- Roof health at times, can be challenging (so much space)
- Requires more building materials due to a higher level of expertise and design
✔ Did you know: Your home’s gutters will be impacted by the type of roof you choose. A hip roof requires more gutters since water will drain on all four sides vs. a gable roof where water will only drain front and back or two sides. Always important to weigh all the factors!
All you need to know about Gables roofs!
Now that you understand the central premise behind a hip roof let’s take a deeper dive into what a gable roof consists of and the advantages of a gable roof.
Note: Gable roofs are more common and generally cost less to build!
What are Gable Roofs?
Gable roofs are the most popular roof styles in the marketplace that are commonly found in traditionally temperate and colder regions but can be seen in everywhere among common roof styles.
Varieties of Gable roofs
- Gambrel roof – Gambrel roofs are characterized by a polygonal, hipped roof with slopes that meet at a peak.

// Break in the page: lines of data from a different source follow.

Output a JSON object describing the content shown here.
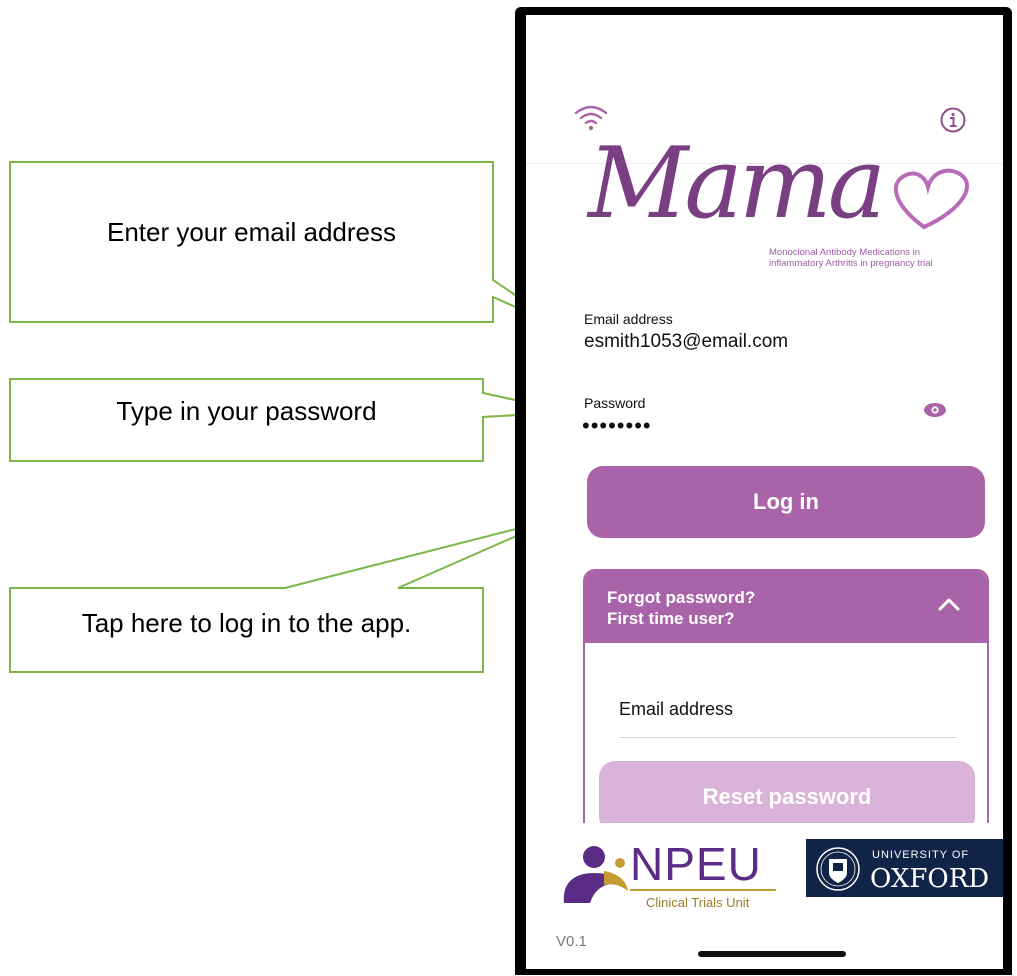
{
  "callouts": {
    "email": "Enter your email address",
    "password": "Type in your password",
    "login": "Tap here to log in to the app."
  },
  "app": {
    "logo_word": "Mama",
    "logo_subtitle_line1": "Monoclonal Antibody Medications in",
    "logo_subtitle_line2": "inflammatory Arthritis in pregnancy trial",
    "email_label": "Email address",
    "email_value": "esmith1053@email.com",
    "password_label": "Password",
    "password_value": "••••••••",
    "login_button": "Log in",
    "panel_title_line1": "Forgot password?",
    "panel_title_line2": "First time user?",
    "panel_email_placeholder": "Email address",
    "reset_button": "Reset password",
    "version": "V0.1"
  },
  "footer": {
    "npeu": "NPEU",
    "npeu_sub": "Clinical Trials Unit",
    "oxford_line1": "UNIVERSITY OF",
    "oxford_line2": "OXFORD"
  },
  "colors": {
    "brand_purple": "#a964a9",
    "reset_disabled": "#d9b3d9",
    "callout_border": "#7ab648",
    "oxford_blue": "#0f2446"
  }
}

- Flying Gable roof (prow gable roof) – A gabled roof where the eave overhang is tucked away underneath the extended ridge overhand.
- Open Gable roof – A hip roof designed with a square structure base that creates a pyramid roof.
- Cross Gable roof – A gable roof where a 90-degree angle is formed due to the intersecting of two gable roof lines.
- Box Gable roof – A hip roof with two different sloping angles, where the bottom angle has a higher degree of steepness than the top.
- More attic space with vaulted ceilings, and thus more air ventilation with gable vents
- Versatile and multi-faceted; can be combined with other roof slope designs (i.e., jerkinhead roof)
- More cost-effective, fewer shingles, fewer roofing materials
- More Vertical space
- Simple construction design
- Less curbside appeal
- Less resistant to high wind, snow, and so forth
- More vulnerable structural integrity than hipped roofs
So…which is better: Gable Roofs or Hip Roofs?
When installed properly, hipped roofs and gabled roofs are a part of roof designs that make up the quintessential American home; however, their differences are a point of great consideration.
No two roof designs seem to ever be alike; the same can be said for your roof’s needs.
While I am sure you have been waiting for a final answer between hip roof design and the gable roof design, the truth of the matter is that there is no one good answer!
Some people prefer a gable roof, while others prefer a hip roof. We have had clients remove their hip roof to replace it with a standing seam metal gable roof (seriously)!
Here are a few factors to consider if you have the choice between gable and hip roofs:
- Budget-friendly = gable roof
- Classy resale = hip roof
- More shingles = hip roof
- Fewer shingles = gable roof
- Metal roofing = gable roof
A local roofing company will be your best bet to determine whether either one is a good fit!
Getting professional expertise and assistance will help point you in the right direction, and it all starts with a phone call! If you have any questions, feel free to reach us, and we will be more than happy to help as your trusted roofing company.